uninterested - not having or showing interest; "an uninterested spectator"
2.indifferent - showing no care or concern in attitude or action; "indifferent to the sufferings of others"; "indifferent to her plea"
unconcerned - lacking in interest or care or feeling; "the average American...is unconcerned that his or her plight is the result of a complex of personal and economic and governmental actions...beyond the normal citizen's comprehension and control"; "blithely unconcerned about his friend's plight"
3.indifferent - (usually followed by `to') unwilling or refusing to pay heed; "deaf to her warnings"
heedless, unheeding - marked by or paying little heed or attention; "We have always known that heedless self-interest was bad morals; we know now that it is bad economics"--Franklin D. Roosevelt; "heedless of danger"; "heedless of the child's crying"
4.indifferent - (often followed by `to') lacking importance; not mattering one way or the other; "whether you choose to do it or not is a matter that is quite immaterial (or indifferent)"; "what others think is altogether indifferent to him"
unimportant - not important; "a relatively unimportant feature of the system"; "the question seems unimportant"
5.indifferent - fairly poor to not very good; "has an indifferent singing voice"; "has indifferent qualifications for the job"
inferior - of or characteristic of low rank or importance
6.indifferent - having only a limited ability to react chemically; chemically inactive; "inert matter"; "an indifferent chemical in a reaction"
chemical science, chemistry - the science of matter; the branch of the natural sciences dealing with the composition of substances and their properties and reactions
unreactive - (chemistry) not reacting chemically
7.indifferent - marked by no especial liking or dislike or preference for one thing over another; "indifferent about which book you would give them"; "was indifferent to their acceptance or rejection of her invitation"
impartial - showing lack of favoritism; "the cold neutrality of an impartial judge"
8.indifferent - characterized by a lack of partiality; "a properly indifferent jury"; "an unbiasgoted account of her family problems"
impartial - showing lack of favoritism; "the cold neutrality of an impartial judge"
9.indifferent - being neither good nor bad; "an indifferent performance"; "a gifted painter but an indifferent actor"; "her work at the office is passable"; "a so-so golfer"; "feeling only so-so"; "prepared a tolerable dinner"; "a tolerable working knowledge of French"
ordinary - not exceptional in any way especially in quality or ability or size or degree; "ordinary everyday objects"; "ordinary decency"; "an ordinary day"; "an ordinary wine"
10.indifferent - neither too great nor too little; "a couple of indifferent hills to climb"
moderate - being within reasonable or average limits; not excessive or extreme; "moderate prices"; "a moderate income"; "a moderate fine"; "moderate demands"; "a moderate estimate"; "a moderate eater"; "moderate success"; "a kitchen of moderate size"; "the X-ray showed moderate enlargement of the heart"

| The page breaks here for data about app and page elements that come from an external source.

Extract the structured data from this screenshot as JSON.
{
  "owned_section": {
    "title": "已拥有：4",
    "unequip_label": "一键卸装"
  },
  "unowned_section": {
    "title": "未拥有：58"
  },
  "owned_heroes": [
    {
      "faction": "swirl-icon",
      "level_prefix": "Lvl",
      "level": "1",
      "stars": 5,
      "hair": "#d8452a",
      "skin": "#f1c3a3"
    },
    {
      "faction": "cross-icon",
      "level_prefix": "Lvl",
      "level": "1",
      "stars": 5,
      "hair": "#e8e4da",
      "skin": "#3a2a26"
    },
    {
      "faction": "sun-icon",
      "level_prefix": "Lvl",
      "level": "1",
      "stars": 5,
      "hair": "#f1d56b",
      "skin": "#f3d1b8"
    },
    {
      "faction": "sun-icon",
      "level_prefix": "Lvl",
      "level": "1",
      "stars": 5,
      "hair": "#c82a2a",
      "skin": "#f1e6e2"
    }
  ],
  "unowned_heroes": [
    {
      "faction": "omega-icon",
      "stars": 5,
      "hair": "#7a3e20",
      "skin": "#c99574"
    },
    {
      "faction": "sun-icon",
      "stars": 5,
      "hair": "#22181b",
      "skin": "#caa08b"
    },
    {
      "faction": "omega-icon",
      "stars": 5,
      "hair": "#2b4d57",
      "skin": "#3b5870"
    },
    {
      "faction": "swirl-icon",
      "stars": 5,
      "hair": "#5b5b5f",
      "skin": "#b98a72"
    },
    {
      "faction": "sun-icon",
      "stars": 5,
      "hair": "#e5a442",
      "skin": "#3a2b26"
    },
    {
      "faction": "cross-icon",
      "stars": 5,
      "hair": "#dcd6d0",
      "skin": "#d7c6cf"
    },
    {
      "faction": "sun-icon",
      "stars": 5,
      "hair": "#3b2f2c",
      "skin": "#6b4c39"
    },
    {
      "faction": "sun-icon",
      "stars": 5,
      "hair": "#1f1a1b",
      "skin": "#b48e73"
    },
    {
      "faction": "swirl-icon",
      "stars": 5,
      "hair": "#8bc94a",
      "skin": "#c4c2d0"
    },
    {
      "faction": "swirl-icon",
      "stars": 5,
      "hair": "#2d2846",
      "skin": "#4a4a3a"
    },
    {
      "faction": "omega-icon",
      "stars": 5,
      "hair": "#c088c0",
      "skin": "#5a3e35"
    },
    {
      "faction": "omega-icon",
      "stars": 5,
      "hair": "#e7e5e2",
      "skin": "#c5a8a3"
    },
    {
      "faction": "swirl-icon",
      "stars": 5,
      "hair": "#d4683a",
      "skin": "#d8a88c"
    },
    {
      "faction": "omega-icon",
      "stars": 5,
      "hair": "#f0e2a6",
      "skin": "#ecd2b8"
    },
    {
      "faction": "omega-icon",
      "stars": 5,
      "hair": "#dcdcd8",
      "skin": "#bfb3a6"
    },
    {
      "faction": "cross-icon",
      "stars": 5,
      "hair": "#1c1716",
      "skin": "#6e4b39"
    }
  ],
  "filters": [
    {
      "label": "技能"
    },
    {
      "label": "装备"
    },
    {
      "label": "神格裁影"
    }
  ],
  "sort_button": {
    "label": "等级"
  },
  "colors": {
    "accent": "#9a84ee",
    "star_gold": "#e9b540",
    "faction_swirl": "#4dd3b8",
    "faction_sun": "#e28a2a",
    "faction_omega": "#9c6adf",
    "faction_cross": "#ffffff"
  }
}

indifferent

indifferent

adjective
Translations
غَيْر مُبالٍ، عَديم الإكْتِراثوَسَط، لَيس بالجيِّد أو الرَّديء
lhostejnýprůměrný
indifferentligegladmiddelmådig
indifferenttikeskinkertainenvälinpitämätön
elég gyenge
áhugalauslakur, fremur lélegur
abejingainekoks
viduvējsvienaldzīgs
brezbrižen
ilgisizkayıtsızşöyle böylevasat

indifferent

[ɪnˈdɪfrənt] ADJ
1. (= uninterested) → indiferente
she seemed indifferent to what was happeningparecía que lo que ocurría le resultaba indiferente
2. (= unsympathetic) → indiferente
I could not remain indifferent to their sufferingno podía permanecer indiferente a su sufrimiento
3. (pej) (= mediocre) → mediocre, regular
a glass of indifferent wineun vaso de un vino mediocre or regular
the book has had indifferent reviewslas críticas del libro lo dejan regular
4. (= of no importance) it is indifferent to meme es igual or indiferente

indifferent

[ɪnˈdɪfrənt] adj
(= uninterested) → indifférent(e)
to be indifferent to sth → être indifférent(e) à qch
(= poor) → médiocre, quelconque

indifferent

adj
(= lacking interest)gleichgültig, indifferent (geh)(to, towards gegenüber); he is quite indifferent about it/to heres/sie ist ihm ziemlich gleichgültig; indifferent to her despairungerührt von ihrer Verzweiflung; his indifferent attitude to the killingsseine Gleichgültigkeit gegenüber den Morden

indifferent

[ɪnˈdɪfrnt] adj
a. (apathetic) indifferent (to)indifferente (a)
b. (mediocre) → mediocre

indifferent

(inˈdifrənt) adjective
1. (often with to) showing no interest in or not caring about (opinions, events etc). She is quite indifferent to other people's suffering.
2. not very good. He is a rather indifferent card-player.
inˈdifferently adverb
inˈdifference noun
the state of showing no interest in, or concern about, something. She showed complete indifference to the cries of the baby.

indifferent

a. indiferente.
References in classic literature ?
As everyone exclaimed, and Beth hugged the cropped head tenderly, Jo assumed an indifferent air, which did not deceive anyone a particle, and said, rumpling up the brown bush and trying to look as if she liked it, "It doesn't affect the fate of the nation, so don't wail, Beth.
His feet also were cold and he sat on the log by the fire, grateful for the warmth and apparently indifferent to what Elmer had to say.
On the other hand Tom Swift appeared a bit indifferent.
She seemed indifferent to her possessions, was not half so solicitous about them as her friends were.
Highcamp was a worldly but unaffected, intelligent, slim, tall blonde woman in the forties, with an indifferent manner and blue eyes that stared.
exclaimed the two companions of the scout, who had continued until this part of the dialogue, seated immovable, and apparently indifferent to what passed, but who now sprang to their feet with an activity and interest that had evidently got the better of their reserve by surprise.
His gestures, his gait, his grizzled beard, his slightest and most indifferent acts, the very fashion of his garments, were odious in the clergyman's sight; a token implicitly to be relied on of a deeper antipathy in the breast of the latter than he was willing to acknowledge to himself.
A happy-go-lucky; neither craven nor valiant; taking perils as they came with an indifferent air; and while engaged in the most imminent crisis of the chase, toiling away, calm and collected as a journeyman joiner engaged for the year.
So man's insanity is heaven's sense; and wandering from all mortal reason, man comes at last to that celestial thought, which, to reason, is absurd and frantic; and weal or woe, feels then uncompromised, indifferent as his God.
From blind fear he went to the other extreme; he became reckless and indifferent, like all the rest of the men, who took but little thought of themselves in the ardor of their work.
Her boy was old enough to have walked by her side, and, in an indifferent case, she would only have led him by the hand; but now the bare thought of putting him out of her arms made her shudder, and she strained him to her bosom with a convulsive grasp, as she went rapidly forward.
When the majority shall at length vote for the abolition of slavery, it will be because they are indifferent to slavery, or because there is but little slavery left to be abolished by their vote.